### WHAT YOU ARE ASKED TO DO
Find each line of the entries with the string "icon", please, and copy it.

Data about app and page elements
......

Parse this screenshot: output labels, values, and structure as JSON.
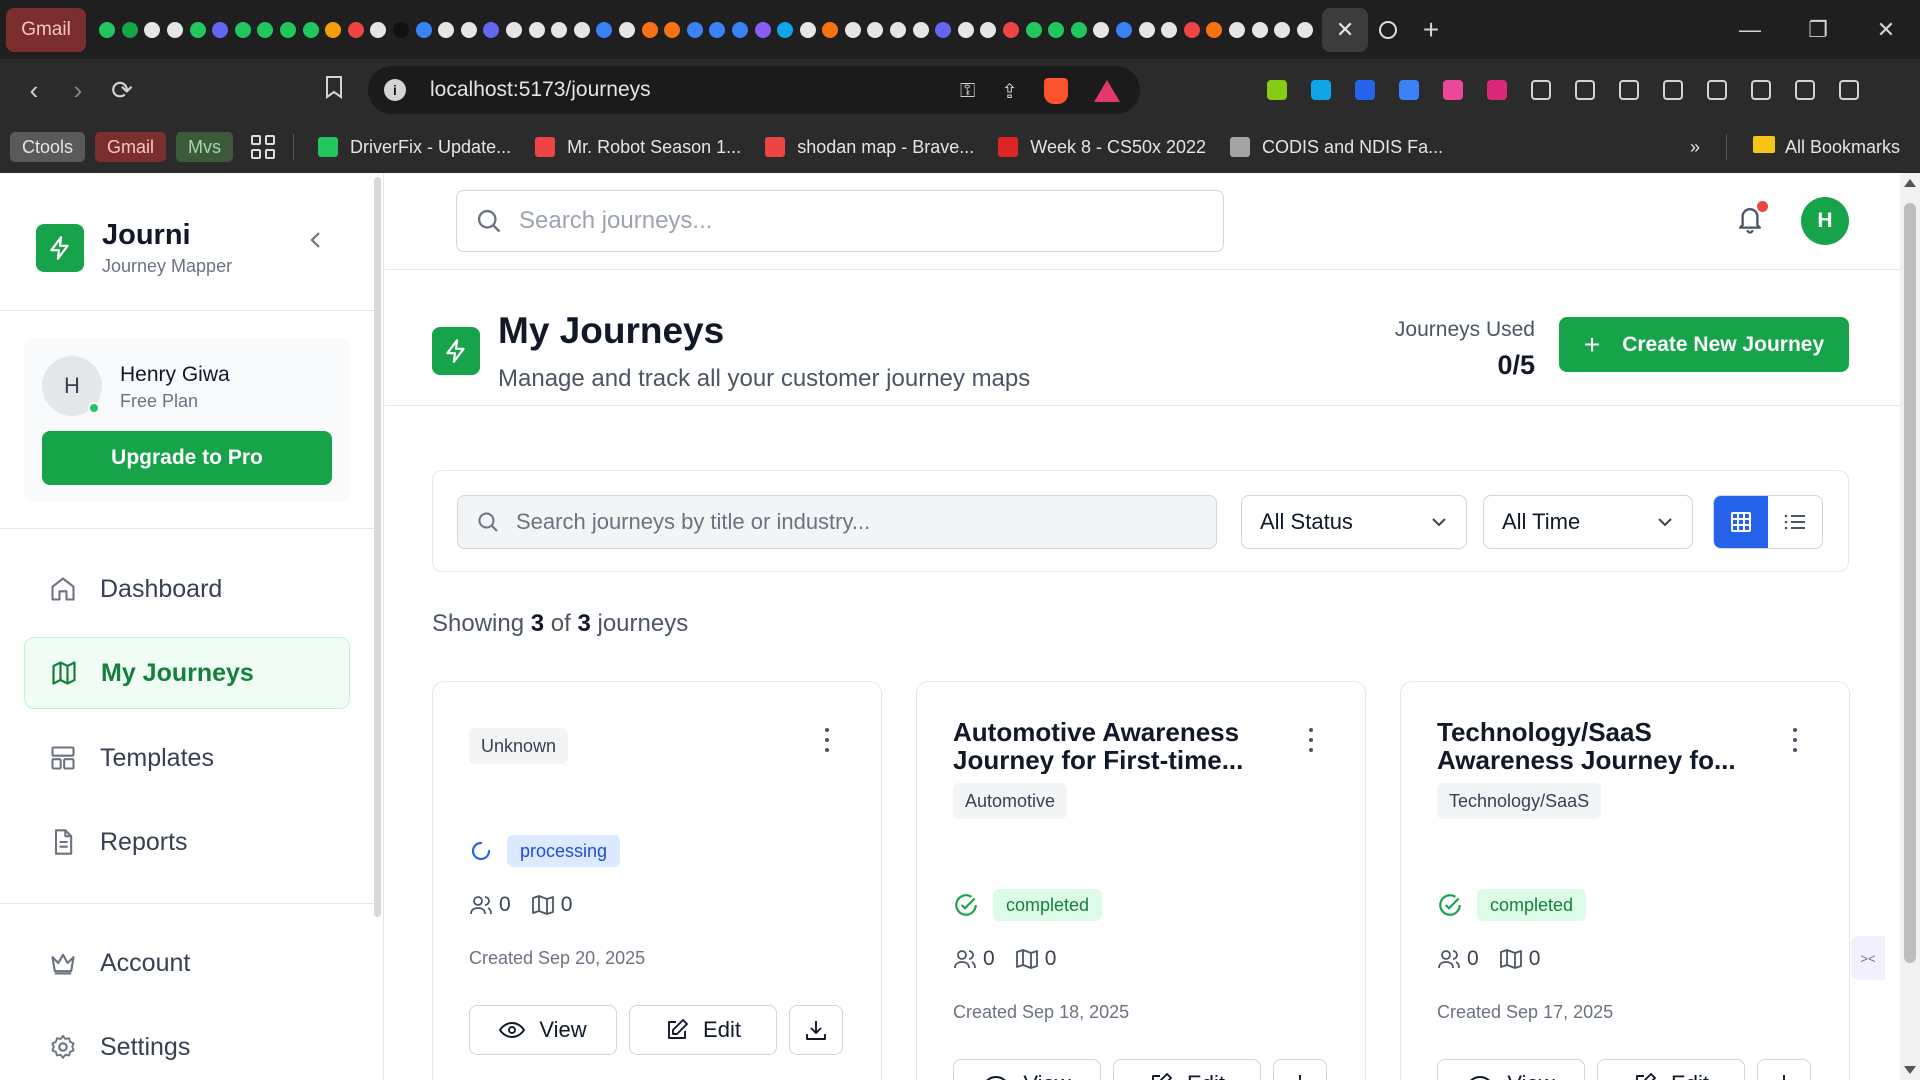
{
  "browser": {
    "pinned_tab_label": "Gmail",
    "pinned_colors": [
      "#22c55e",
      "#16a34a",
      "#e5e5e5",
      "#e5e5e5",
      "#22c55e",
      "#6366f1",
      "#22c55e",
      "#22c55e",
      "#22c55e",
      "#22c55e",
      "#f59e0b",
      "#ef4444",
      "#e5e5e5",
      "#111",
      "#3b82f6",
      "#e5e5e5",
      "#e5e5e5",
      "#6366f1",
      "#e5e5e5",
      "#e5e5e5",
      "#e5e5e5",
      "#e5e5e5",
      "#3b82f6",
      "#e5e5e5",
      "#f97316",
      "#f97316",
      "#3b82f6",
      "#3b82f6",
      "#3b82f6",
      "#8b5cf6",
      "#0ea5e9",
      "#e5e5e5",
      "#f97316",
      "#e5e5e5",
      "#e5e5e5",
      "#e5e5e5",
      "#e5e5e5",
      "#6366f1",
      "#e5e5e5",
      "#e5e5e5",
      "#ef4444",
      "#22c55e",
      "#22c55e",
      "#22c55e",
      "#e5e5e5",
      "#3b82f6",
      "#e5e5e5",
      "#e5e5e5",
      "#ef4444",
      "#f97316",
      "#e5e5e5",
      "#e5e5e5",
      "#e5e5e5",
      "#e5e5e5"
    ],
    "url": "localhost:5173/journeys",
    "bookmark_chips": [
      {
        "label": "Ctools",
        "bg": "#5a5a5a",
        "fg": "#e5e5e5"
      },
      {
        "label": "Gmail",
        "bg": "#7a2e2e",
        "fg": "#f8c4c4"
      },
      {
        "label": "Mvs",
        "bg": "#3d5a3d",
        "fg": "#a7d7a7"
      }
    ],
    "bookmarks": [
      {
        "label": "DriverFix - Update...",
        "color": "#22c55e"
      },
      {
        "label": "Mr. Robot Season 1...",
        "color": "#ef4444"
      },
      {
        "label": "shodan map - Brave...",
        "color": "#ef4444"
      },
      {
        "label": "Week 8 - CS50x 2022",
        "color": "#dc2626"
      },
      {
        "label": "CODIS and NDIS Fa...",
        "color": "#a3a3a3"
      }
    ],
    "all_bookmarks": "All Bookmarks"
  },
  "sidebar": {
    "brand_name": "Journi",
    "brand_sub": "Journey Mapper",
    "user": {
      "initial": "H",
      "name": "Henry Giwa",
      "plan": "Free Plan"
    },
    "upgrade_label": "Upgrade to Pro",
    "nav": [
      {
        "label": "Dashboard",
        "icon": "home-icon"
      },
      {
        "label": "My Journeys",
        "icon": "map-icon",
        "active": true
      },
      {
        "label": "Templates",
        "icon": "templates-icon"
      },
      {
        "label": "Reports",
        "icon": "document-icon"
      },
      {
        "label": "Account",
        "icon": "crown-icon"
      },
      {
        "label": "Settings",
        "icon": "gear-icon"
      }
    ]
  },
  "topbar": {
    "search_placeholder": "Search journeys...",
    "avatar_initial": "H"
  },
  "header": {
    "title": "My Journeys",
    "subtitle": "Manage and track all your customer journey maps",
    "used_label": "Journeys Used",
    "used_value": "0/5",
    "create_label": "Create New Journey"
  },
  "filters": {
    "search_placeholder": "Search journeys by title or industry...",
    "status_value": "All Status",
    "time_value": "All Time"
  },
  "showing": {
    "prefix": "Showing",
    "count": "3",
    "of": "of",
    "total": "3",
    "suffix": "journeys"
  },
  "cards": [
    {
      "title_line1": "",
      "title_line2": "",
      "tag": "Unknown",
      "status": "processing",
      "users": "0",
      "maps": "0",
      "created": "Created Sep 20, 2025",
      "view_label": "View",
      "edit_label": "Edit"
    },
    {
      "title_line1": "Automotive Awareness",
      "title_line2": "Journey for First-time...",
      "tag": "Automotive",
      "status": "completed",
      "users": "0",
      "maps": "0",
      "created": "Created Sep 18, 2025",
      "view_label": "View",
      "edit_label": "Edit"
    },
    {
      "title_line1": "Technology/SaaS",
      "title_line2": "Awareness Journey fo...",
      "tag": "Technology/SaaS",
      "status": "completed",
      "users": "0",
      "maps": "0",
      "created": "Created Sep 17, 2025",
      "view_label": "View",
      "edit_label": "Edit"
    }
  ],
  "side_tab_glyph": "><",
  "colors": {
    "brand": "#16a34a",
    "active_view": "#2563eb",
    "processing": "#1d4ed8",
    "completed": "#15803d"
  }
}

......

### WRITTEN SOLUTION
        "icon": "home-icon"
        "icon": "map-icon",
        "icon": "templates-icon"
        "icon": "document-icon"
        "icon": "crown-icon"
        "icon": "gear-icon"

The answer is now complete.